"We have played in a Giant Eagle produce section," says Jimmy Bastard (a.k.a. Jim Smerecky), lead singer of the group. "We got a call from an entertainment company asking us if we'd be interested in doing it, and we were."
As you might expect, the band performs traditional Irish tunes like "Whiskey in a Jar" and "Molly Malone," but it also plays original songs like "Drinkem, Drankem, Drunkem" and "Mutiny." And while its music has a distinctive Irish flavor, it's seasoned with a heavier, punk approach.
It's a sound the band has been honing patiently for years.
"We've played everywhere — from nursing homes to opening for national acts," says Bastard. "We've just been out there laying the groundwork."
City Paper readers aren't the only ones to notice that hard work. Over the past 18 months, the Irishmen have been getting more high-profile gigs, opening for bands like the Dropkick Murphys, while being lauded by local media and receiving quite a bit of exposure on local radio, especially from WDVE.
Outside of St. Patrick's Day or the occasional Irish festival, you wouldn't think that a band playing Irish music would attract such a large following.
"I never signed an autograph before, but have signed a lot the past two years," Bastard says. "People have been so supportive; they're over buying merchandise one song into the show."
It's an optimistic trend for a band that started as an effort to honor a fallen friend.

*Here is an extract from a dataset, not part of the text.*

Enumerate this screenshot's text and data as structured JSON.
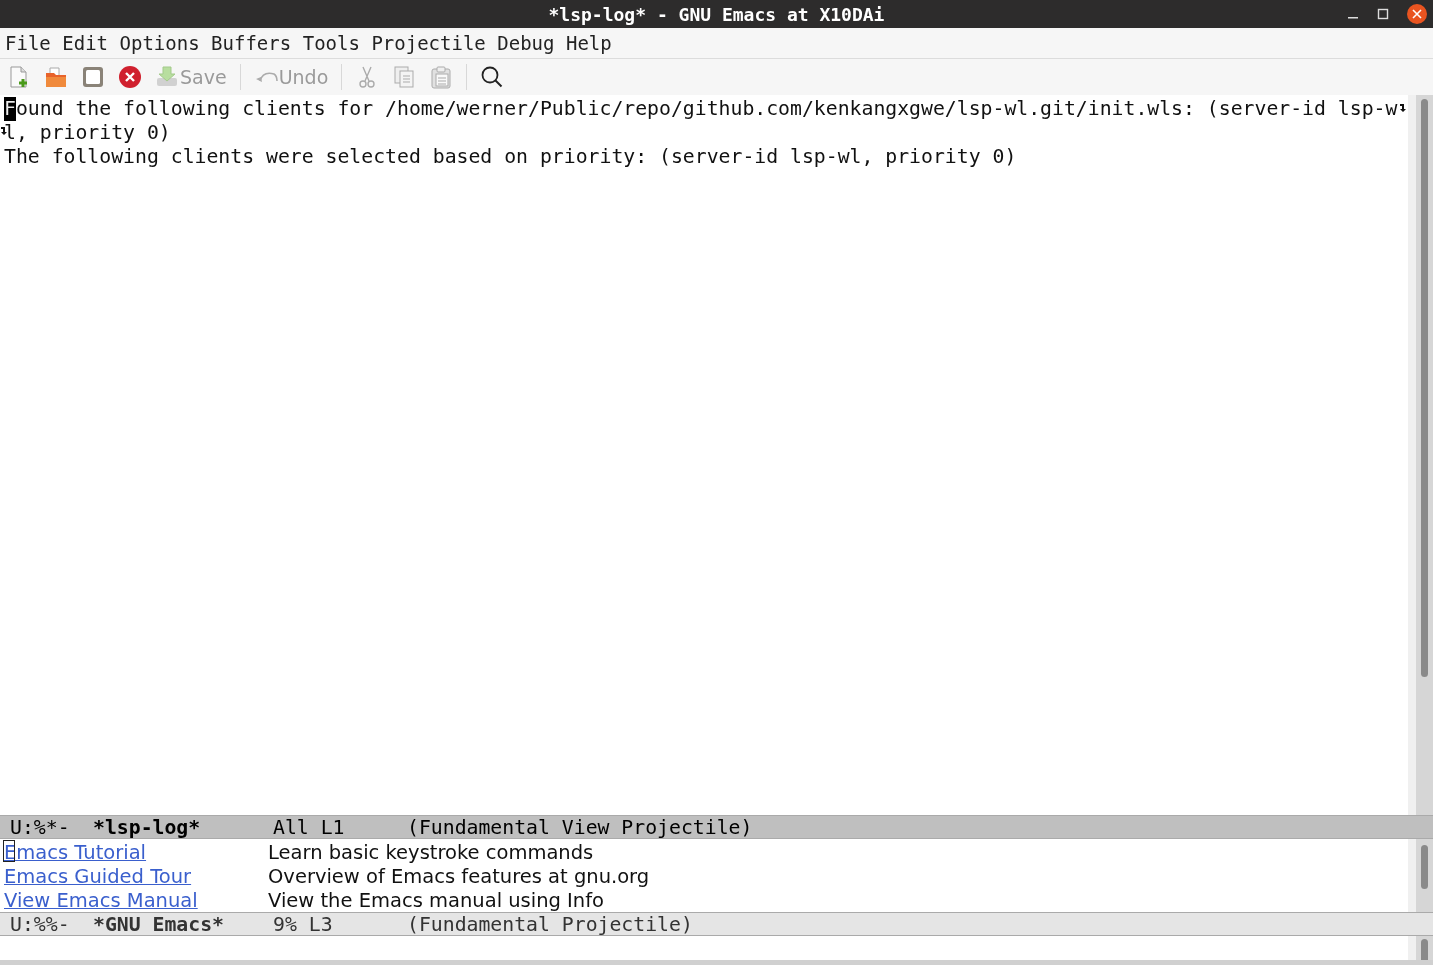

Bastard and bassist Ben Jaber had previously been in another band together, a punk-rock outfit that "had a nice following," Bastard recalls. But its guitarist, George Evans, was killed in a car accident in 2004. Afterwards, his friends got together to play loud Irish music in his honor — and by 2008, the group had begun establishing an identity in its own right.
"Everyone in this band was really good friends with George, they played with him in other bands," Bastard says. "We made up a stupid-sounding name, sang some great songs and at the end of each show, we'd say, 'Let's play another show,' and we just kept going from there."

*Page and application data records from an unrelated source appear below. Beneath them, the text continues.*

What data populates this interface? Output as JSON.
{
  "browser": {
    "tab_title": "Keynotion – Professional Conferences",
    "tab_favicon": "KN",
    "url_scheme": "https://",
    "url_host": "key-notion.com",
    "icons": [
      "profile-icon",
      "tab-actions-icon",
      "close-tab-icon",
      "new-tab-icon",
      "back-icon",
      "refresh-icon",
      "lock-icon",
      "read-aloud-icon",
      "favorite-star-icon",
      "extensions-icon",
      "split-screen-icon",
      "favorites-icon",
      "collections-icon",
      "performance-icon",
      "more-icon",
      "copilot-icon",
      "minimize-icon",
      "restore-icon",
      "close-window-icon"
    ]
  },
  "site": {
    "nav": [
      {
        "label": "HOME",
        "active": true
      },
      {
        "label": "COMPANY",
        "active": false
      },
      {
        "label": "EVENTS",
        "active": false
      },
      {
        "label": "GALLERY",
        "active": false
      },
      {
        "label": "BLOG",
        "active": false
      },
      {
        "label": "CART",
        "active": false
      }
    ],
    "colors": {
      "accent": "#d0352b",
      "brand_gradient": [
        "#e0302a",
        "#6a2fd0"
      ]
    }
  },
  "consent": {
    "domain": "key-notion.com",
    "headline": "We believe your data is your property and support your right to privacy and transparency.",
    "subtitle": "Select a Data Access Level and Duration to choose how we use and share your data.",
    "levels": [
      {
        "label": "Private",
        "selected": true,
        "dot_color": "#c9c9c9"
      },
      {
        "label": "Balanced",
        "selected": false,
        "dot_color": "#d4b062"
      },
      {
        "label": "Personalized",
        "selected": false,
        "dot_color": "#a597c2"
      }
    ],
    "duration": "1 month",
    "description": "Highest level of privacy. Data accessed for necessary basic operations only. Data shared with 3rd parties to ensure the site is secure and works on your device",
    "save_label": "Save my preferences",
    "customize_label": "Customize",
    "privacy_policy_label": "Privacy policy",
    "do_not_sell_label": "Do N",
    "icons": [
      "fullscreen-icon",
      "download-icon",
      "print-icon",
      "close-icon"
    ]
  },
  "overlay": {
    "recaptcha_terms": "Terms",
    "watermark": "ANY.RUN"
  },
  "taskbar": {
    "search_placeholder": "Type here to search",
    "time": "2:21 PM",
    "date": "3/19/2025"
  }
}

By the third show, Bastard wrote an original tune and the band began developing its own unique sound. "We're a rock band," Bastard says. "We take what I write, add some banjo and mandolin to it and give it that Irish flavor."
Besides Jaber and Bastard, who also plays the banjo, the band includes Danny Rectenwald on mandolin, Rachel Karras on viola, Jon Pitcher on guitar and Dan Stocker on drums.
"Folks like what we do," says Bastard. "I write what I know — whiskey, beer and women — and we go out and have some fun with it."